Atmospheric hazards are invisible most times. This is not Hollywood and we don't have green clouds floating inside the space showing you "I am toxic, stay away!" Carbon monoxide (CO) alone is a huge problem, as it is colorless, tasteless, odorless and cannot be detected without the use of an air monitor. Oxygen deficiency can occur for many reasons and again is a colorless, tasteless and odorless hazard. Depending on the level, the effects of oxygen deficiency can be instant and incapacitate a person. The atmosphere of every confined space must be monitored before an entry is made, even if the trapped person is conscious and talking. Monitoring must be performed prior to and during entry for all rescues to ensure the confined space is not only safe to enter, but also safe to work in.
Most common atmospheric hazards in confined-space operations can be attributed to oxygen deficiency — carbon monoxide, hydrogen sulfide, and flammable atmospheres such as methane or natural gas. A simple blower can provide a fresh air supply into the confined space and "turn the air over" to assist in the control of the hazards. Atmospheric monitoring of confined spaces should neverbe dismissed, as the conditions can change instantly.
Many fire departments don't have the resources, abilities and financial backing to teach a 40-hour confined-space technician course, but awareness training is simple. In about two hours, anyone can be taught how to identify a confined space and determine the possible hazards of the space. At that point, responders should be able to identify a hazardous situation and know when to call for help. The bottom line is that awareness training should be a tool in the firefighter's bag of tricks. Awareness training is essential in today's fire service as we are called upon to perform at various types of rescues.
Next: What Can Go Wrong in Confined-Space Rescues
For more information on confined-space rescue operations, see: The Buzz on Technical Rescue: First Responders and Confined Space Entry

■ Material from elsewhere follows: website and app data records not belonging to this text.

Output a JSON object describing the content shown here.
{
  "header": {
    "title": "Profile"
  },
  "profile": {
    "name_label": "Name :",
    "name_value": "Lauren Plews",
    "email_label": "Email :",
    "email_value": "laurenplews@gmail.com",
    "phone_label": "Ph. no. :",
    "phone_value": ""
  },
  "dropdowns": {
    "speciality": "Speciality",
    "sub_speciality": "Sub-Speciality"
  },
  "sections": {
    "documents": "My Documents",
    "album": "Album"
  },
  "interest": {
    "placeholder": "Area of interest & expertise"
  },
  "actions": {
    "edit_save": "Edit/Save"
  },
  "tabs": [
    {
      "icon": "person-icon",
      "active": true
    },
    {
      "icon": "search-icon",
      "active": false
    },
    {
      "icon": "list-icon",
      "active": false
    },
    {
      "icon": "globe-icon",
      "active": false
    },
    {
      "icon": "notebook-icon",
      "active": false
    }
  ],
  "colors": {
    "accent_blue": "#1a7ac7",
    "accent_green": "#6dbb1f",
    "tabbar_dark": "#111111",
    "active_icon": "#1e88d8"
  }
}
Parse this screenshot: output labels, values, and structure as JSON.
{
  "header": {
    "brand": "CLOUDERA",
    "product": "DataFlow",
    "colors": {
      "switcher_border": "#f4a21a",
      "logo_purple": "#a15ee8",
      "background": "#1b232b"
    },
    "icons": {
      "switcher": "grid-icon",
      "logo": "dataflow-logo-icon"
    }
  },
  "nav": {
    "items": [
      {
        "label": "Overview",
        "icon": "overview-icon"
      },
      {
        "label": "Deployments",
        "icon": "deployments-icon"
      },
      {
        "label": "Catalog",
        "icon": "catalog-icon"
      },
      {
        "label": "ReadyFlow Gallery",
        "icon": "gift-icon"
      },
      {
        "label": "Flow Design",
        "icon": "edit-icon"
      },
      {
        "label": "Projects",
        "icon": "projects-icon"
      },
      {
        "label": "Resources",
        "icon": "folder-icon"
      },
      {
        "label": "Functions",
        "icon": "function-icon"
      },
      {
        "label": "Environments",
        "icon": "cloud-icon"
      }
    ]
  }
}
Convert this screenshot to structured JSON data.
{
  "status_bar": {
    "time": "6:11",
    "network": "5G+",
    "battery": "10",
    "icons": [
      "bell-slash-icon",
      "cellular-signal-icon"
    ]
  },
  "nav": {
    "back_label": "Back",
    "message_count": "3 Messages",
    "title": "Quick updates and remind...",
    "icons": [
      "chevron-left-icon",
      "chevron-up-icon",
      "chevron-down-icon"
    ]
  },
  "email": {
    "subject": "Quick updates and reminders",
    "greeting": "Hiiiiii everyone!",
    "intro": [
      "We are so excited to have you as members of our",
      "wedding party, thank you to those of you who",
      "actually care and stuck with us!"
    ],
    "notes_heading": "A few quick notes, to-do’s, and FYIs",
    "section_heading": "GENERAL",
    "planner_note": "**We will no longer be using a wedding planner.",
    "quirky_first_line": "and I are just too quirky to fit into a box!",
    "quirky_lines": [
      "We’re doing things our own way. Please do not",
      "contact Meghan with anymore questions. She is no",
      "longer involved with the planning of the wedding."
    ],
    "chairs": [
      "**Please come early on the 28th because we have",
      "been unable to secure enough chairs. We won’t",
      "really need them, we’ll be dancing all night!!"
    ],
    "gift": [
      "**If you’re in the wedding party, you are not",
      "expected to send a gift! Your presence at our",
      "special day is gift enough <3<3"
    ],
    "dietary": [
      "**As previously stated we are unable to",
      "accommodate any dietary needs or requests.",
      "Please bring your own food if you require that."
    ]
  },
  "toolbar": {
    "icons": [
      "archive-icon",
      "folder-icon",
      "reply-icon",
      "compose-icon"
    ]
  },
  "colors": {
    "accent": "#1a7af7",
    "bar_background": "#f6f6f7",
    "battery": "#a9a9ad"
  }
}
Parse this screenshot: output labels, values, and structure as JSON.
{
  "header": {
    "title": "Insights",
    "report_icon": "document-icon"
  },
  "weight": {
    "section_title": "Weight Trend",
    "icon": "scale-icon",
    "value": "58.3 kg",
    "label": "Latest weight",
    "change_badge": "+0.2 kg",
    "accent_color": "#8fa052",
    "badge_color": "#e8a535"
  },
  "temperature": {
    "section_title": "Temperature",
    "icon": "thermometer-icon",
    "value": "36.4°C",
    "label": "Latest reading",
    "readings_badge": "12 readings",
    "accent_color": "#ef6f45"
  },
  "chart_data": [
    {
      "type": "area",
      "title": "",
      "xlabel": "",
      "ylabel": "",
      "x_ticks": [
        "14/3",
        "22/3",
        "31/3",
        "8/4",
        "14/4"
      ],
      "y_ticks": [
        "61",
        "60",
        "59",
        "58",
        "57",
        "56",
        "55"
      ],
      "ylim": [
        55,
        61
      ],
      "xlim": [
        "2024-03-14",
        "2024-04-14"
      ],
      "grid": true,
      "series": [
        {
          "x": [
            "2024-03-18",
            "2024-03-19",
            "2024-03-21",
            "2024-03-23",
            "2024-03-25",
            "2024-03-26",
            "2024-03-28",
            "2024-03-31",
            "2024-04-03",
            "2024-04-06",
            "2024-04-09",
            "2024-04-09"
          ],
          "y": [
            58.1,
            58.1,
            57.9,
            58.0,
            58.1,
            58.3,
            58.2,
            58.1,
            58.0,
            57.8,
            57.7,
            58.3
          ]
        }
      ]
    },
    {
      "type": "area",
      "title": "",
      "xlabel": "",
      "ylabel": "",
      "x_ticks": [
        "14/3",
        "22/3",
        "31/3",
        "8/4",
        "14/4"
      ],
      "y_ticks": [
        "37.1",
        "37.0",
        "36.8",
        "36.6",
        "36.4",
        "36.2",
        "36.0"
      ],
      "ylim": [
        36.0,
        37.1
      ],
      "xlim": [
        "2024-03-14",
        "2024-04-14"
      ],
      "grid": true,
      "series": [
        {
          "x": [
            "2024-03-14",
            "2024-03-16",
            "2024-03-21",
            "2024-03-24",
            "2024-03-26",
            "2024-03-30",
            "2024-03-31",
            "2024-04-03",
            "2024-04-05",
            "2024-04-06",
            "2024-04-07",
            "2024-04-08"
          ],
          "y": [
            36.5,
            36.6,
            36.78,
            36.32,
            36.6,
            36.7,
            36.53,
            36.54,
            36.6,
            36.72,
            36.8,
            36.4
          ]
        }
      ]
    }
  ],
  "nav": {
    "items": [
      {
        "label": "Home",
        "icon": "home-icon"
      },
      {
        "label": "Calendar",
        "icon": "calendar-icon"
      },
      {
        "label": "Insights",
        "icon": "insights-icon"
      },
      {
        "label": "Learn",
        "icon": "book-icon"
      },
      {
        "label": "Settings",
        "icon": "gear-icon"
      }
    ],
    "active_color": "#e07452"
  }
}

SCOTT GOODWIN is a lieutenant firefighter with the Ballville Township Fire Department in Fremont, OH, and a member of State Urban Search and Rescue (SUSAR) Region 1 for Northwest Ohio. He is a Certified Occupational Safety Specialist (COSS) and director of safety and training for Confined Space Training Services, offering confined-space entry training, rescue training and standby rescue services to the fire service and businesses using classroom and hands-on training with a mobile simulator. He can be contacted at 419-241-3601 or firstname.lastname@example.org, or online at www.confinedspacetrainingservices.com.